··· Data to examine
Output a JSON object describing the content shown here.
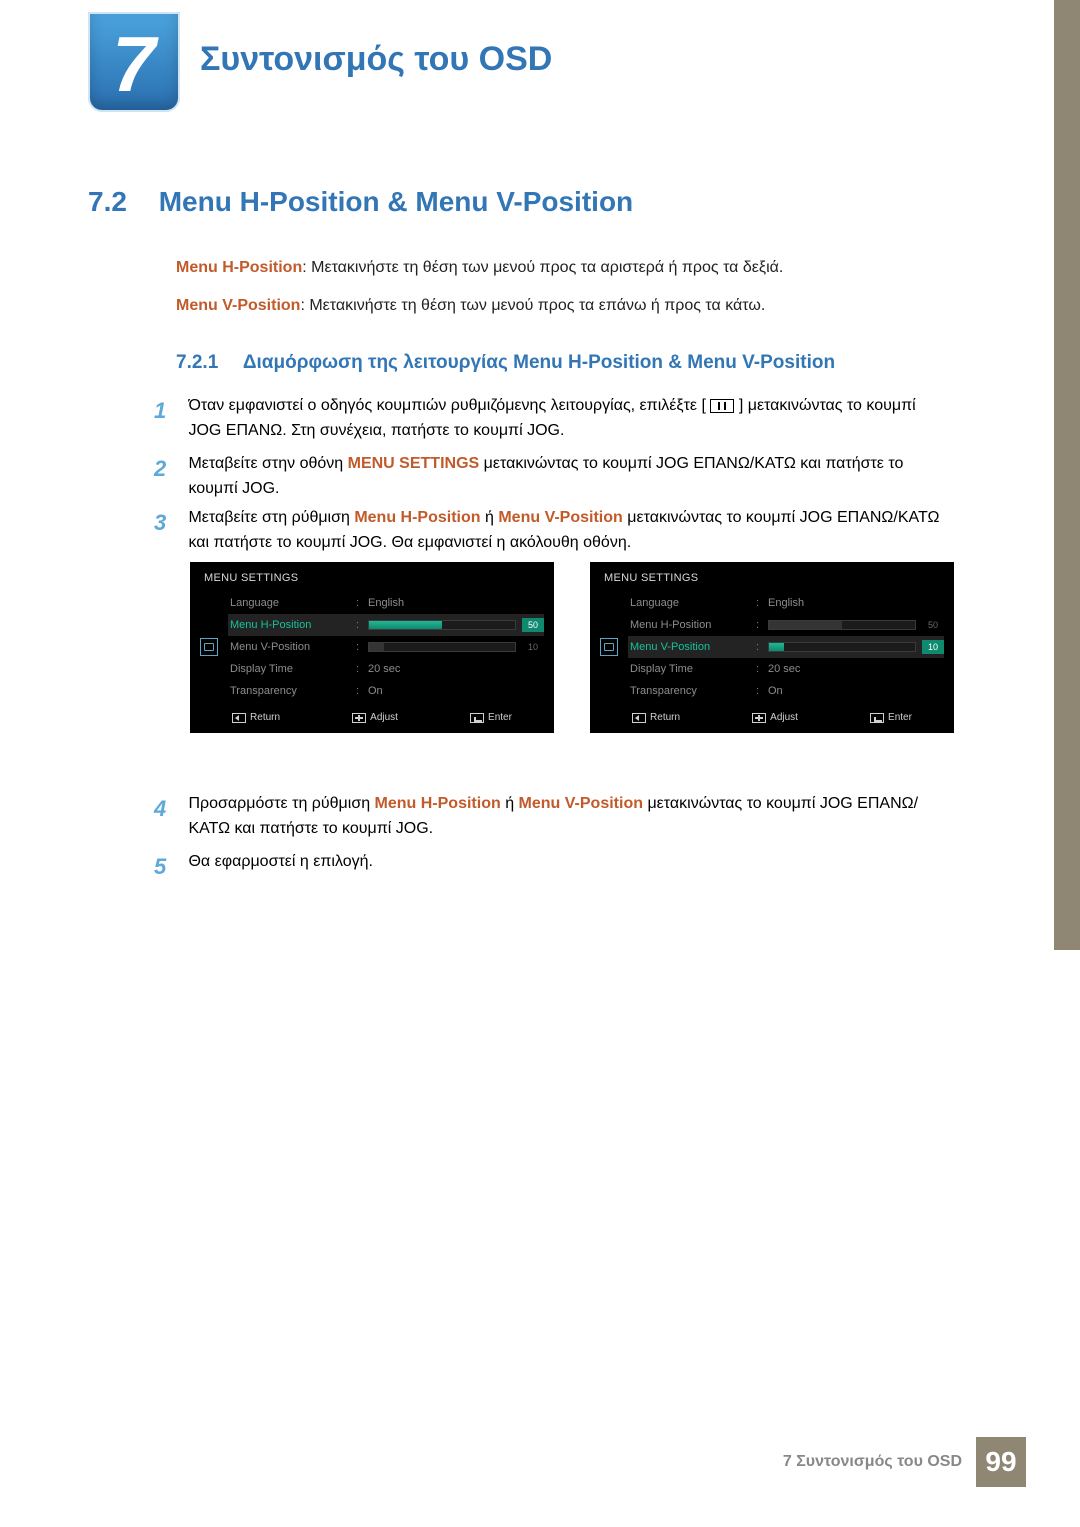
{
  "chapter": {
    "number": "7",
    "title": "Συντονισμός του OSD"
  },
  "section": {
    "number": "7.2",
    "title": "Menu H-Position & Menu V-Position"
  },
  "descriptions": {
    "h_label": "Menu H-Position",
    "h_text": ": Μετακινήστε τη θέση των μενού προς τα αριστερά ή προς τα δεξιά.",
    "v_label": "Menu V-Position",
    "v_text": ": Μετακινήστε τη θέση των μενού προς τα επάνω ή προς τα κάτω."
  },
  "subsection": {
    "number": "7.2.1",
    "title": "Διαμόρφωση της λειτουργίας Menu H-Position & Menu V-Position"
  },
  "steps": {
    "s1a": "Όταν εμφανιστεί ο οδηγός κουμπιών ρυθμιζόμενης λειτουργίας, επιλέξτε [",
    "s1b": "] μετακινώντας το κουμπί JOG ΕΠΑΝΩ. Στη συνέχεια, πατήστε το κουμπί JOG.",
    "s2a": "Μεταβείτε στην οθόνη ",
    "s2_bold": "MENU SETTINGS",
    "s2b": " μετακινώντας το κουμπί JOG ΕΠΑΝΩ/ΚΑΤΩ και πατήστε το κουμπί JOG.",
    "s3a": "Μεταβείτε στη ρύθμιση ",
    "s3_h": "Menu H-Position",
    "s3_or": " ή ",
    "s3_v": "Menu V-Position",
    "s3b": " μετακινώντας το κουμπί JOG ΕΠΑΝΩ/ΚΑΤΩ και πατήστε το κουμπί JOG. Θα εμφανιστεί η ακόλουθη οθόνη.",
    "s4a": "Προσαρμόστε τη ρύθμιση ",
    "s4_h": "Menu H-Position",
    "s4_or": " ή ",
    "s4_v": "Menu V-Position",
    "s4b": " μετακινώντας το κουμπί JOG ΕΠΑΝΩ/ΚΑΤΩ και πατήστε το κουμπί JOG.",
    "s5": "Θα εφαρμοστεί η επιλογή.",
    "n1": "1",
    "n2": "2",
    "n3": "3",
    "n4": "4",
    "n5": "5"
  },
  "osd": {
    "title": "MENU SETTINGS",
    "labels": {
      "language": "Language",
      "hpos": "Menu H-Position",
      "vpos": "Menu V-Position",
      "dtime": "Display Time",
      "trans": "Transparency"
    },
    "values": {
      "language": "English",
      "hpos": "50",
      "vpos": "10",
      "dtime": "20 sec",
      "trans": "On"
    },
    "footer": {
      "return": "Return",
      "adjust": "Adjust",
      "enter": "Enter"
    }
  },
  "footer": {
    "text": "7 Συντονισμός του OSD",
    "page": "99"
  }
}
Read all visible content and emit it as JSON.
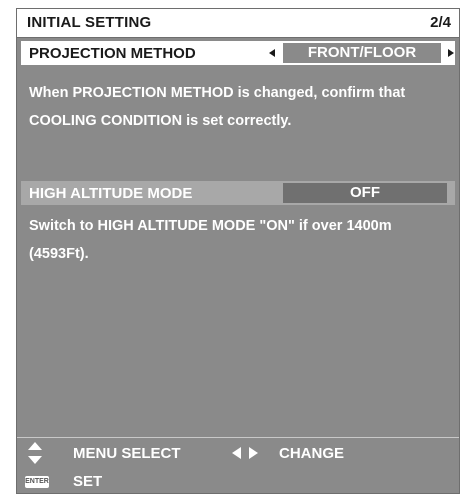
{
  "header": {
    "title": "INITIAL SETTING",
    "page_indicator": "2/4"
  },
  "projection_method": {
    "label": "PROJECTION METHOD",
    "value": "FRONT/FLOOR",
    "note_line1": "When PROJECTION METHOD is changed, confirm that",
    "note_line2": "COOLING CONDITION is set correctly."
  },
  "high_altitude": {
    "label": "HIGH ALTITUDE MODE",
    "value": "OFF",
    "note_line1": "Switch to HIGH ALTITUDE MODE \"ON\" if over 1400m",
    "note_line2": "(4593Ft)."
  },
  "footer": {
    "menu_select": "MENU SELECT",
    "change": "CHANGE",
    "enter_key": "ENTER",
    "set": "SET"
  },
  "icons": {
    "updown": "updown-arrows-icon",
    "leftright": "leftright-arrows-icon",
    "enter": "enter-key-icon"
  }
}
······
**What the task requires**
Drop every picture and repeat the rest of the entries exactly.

**Answer section**
Output a JSON object describing the content shown here.
{
  "chapter": {
    "number": "7",
    "title": "Συντονισμός του OSD"
  },
  "section": {
    "number": "7.2",
    "title": "Menu H-Position & Menu V-Position"
  },
  "descriptions": {
    "h_label": "Menu H-Position",
    "h_text": ": Μετακινήστε τη θέση των μενού προς τα αριστερά ή προς τα δεξιά.",
    "v_label": "Menu V-Position",
    "v_text": ": Μετακινήστε τη θέση των μενού προς τα επάνω ή προς τα κάτω."
  },
  "subsection": {
    "number": "7.2.1",
    "title": "Διαμόρφωση της λειτουργίας Menu H-Position & Menu V-Position"
  },
  "steps": {
    "s1a": "Όταν εμφανιστεί ο οδηγός κουμπιών ρυθμιζόμενης λειτουργίας, επιλέξτε [",
    "s1b": "] μετακινώντας το κουμπί JOG ΕΠΑΝΩ. Στη συνέχεια, πατήστε το κουμπί JOG.",
    "s2a": "Μεταβείτε στην οθόνη ",
    "s2_bold": "MENU SETTINGS",
    "s2b": " μετακινώντας το κουμπί JOG ΕΠΑΝΩ/ΚΑΤΩ και πατήστε το κουμπί JOG.",
    "s3a": "Μεταβείτε στη ρύθμιση ",
    "s3_h": "Menu H-Position",
    "s3_or": " ή ",
    "s3_v": "Menu V-Position",
    "s3b": " μετακινώντας το κουμπί JOG ΕΠΑΝΩ/ΚΑΤΩ και πατήστε το κουμπί JOG. Θα εμφανιστεί η ακόλουθη οθόνη.",
    "s4a": "Προσαρμόστε τη ρύθμιση ",
    "s4_h": "Menu H-Position",
    "s4_or": " ή ",
    "s4_v": "Menu V-Position",
    "s4b": " μετακινώντας το κουμπί JOG ΕΠΑΝΩ/ΚΑΤΩ και πατήστε το κουμπί JOG.",
    "s5": "Θα εφαρμοστεί η επιλογή.",
    "n1": "1",
    "n2": "2",
    "n3": "3",
    "n4": "4",
    "n5": "5"
  },
  "osd": {
    "title": "MENU SETTINGS",
    "labels": {
      "language": "Language",
      "hpos": "Menu H-Position",
      "vpos": "Menu V-Position",
      "dtime": "Display Time",
      "trans": "Transparency"
    },
    "values": {
      "language": "English",
      "hpos": "50",
      "vpos": "10",
      "dtime": "20 sec",
      "trans": "On"
    },
    "footer": {
      "return": "Return",
      "adjust": "Adjust",
      "enter": "Enter"
    }
  },
  "footer": {
    "text": "7 Συντονισμός του OSD",
    "page": "99"
  }
}
Read all visible content and emit it as JSON.
{
  "header": {
    "title": "INITIAL SETTING",
    "page_indicator": "2/4"
  },
  "projection_method": {
    "label": "PROJECTION METHOD",
    "value": "FRONT/FLOOR",
    "note_line1": "When PROJECTION METHOD is changed, confirm that",
    "note_line2": "COOLING CONDITION is set correctly."
  },
  "high_altitude": {
    "label": "HIGH ALTITUDE MODE",
    "value": "OFF",
    "note_line1": "Switch to HIGH ALTITUDE MODE \"ON\" if over 1400m",
    "note_line2": "(4593Ft)."
  },
  "footer": {
    "menu_select": "MENU SELECT",
    "change": "CHANGE",
    "enter_key": "ENTER",
    "set": "SET"
  },
  "icons": {
    "updown": "updown-arrows-icon",
    "leftright": "leftright-arrows-icon",
    "enter": "enter-key-icon"
  }
}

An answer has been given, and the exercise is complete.